    There is an opportunity for India to become a key skills partner in the region. Ambassador to Palau, Shambhu S. Kumaran reiterated that “India sees itself as a skills partner of choice for Palau in the future”. With its renewed outreach to Palau, India is set to carve new areas of cooperation with the PICs on areas such as digital economy and information technology. Other sectors in focus include health, capacity building, education, and renewable energy. In recent years, India has financed grassroots initiatives like reconstruction of remote medical facilities and cultural site revival projects. India was one of the countries that contributed to the funding of the 7th ‘Our Ocean Conference’.39

    Trade Relations

    India must focus on increasing its engagement with the PICs economically. Most PICs' ties with larger nations have been shaped primarily by the assistance/development aid narrative. Pacific Islands are the hub of natural and mineral resources. Exports from these countries have increased by almost 169 per cent in the past 20 years.40 While New Delhi has diversified its investments and aid which was previously only limited to PNG and Fiji, it is yet to identify the full potential of its trade relations with the PIF countries. In 2018–19 for instance, India’s total trade with FIPIC countries was around US$275 million, with half of it accounted for by PNG (See Table 1).

    Table 1. India’s Trade with FIPIC Islands




    Total Trade

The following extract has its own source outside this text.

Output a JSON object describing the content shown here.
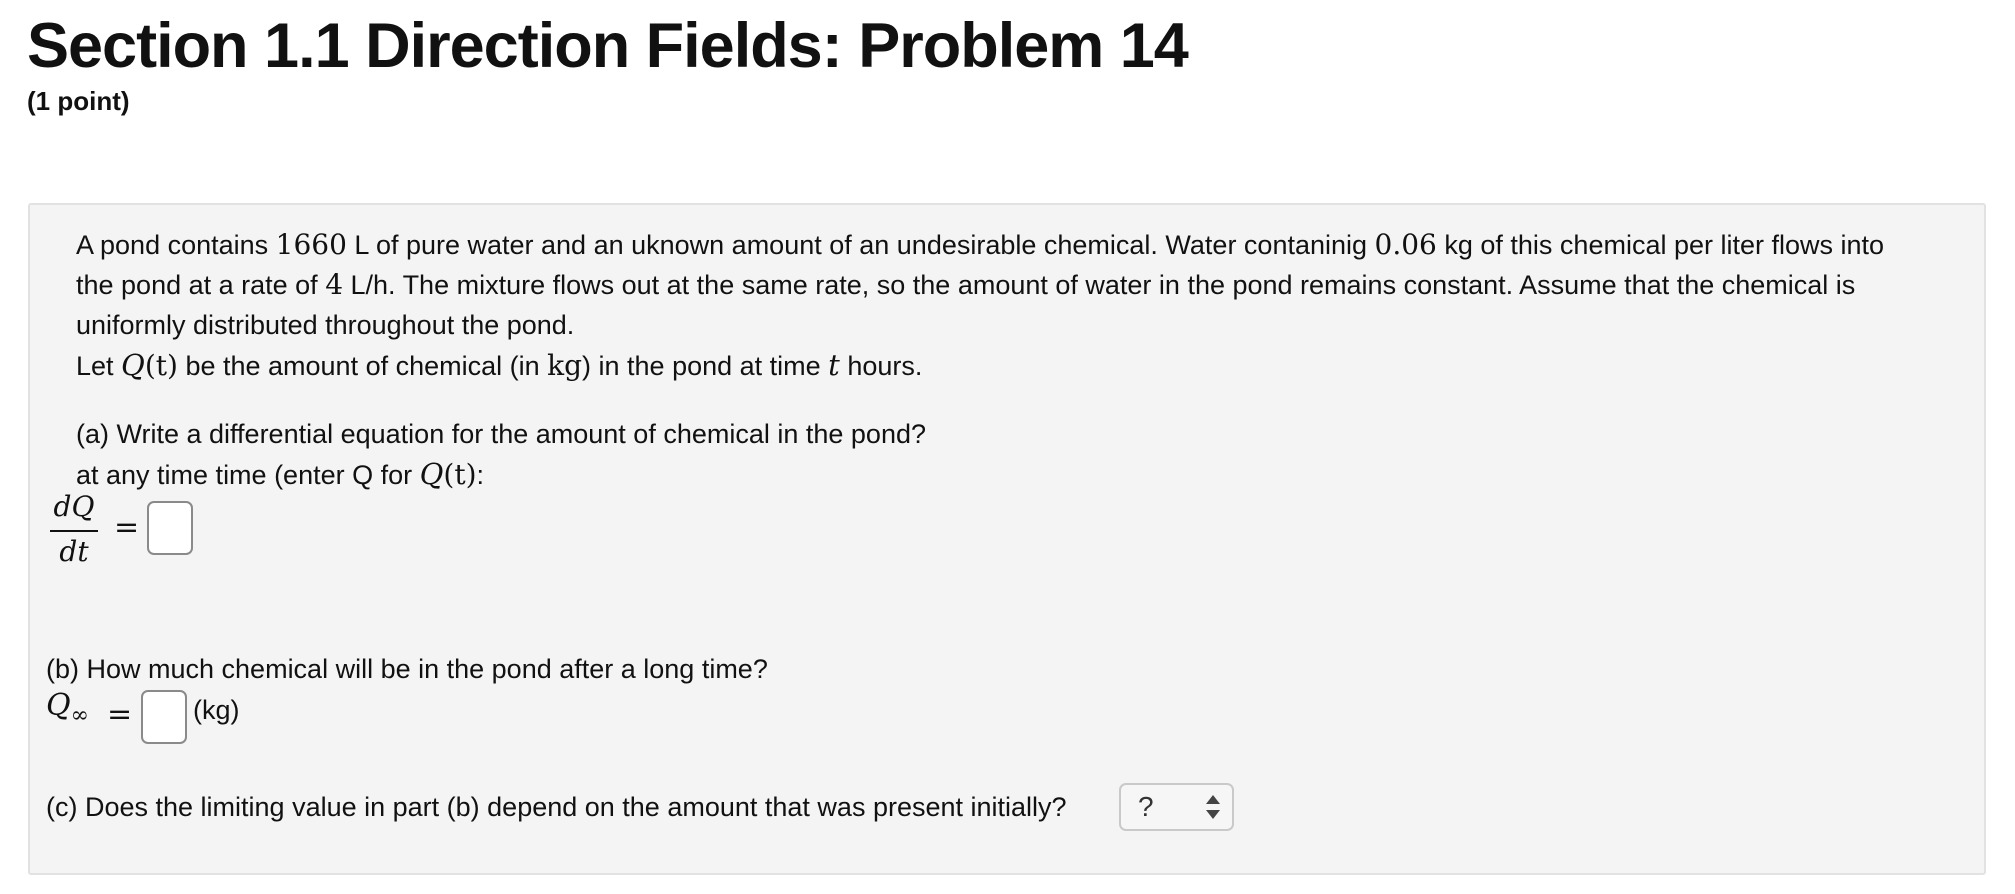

    Cook Islands












    Marshall Islands












    Papua New Guinea




    Republic of Nauru




    Republic of Palau








    Solomon Islands




















    Source: Department of Commerce, Government of India. (Figures in US$ million for 2018–19)


    India needs to use its longstanding presence in the southern Pacific to carve a niche as a capacity-builder and meet their developmental needs. Mitigating climate change and development of renewable energy are two critical areas where India can play a substantial role. India’s ambitious COP26 energy and climate change commitments, together with the Blue Pacific Strategy, can drive a major climate conscious and sustainably driven economy in the Indo-Pacific. Moreover, India’s initiatives like the IPOI and its leadership in the International Solar Alliance (ISA) can help add value to the Pacific countries' fight on issues like climate change and renewable energy. The time is ripe for India to become a stabilising force for the good of the countries in the Southern Pacific.

    Views expressed are of the author and do not necessarily reflect the views of the Manohar Parrrikar IDSA or of the Government of India.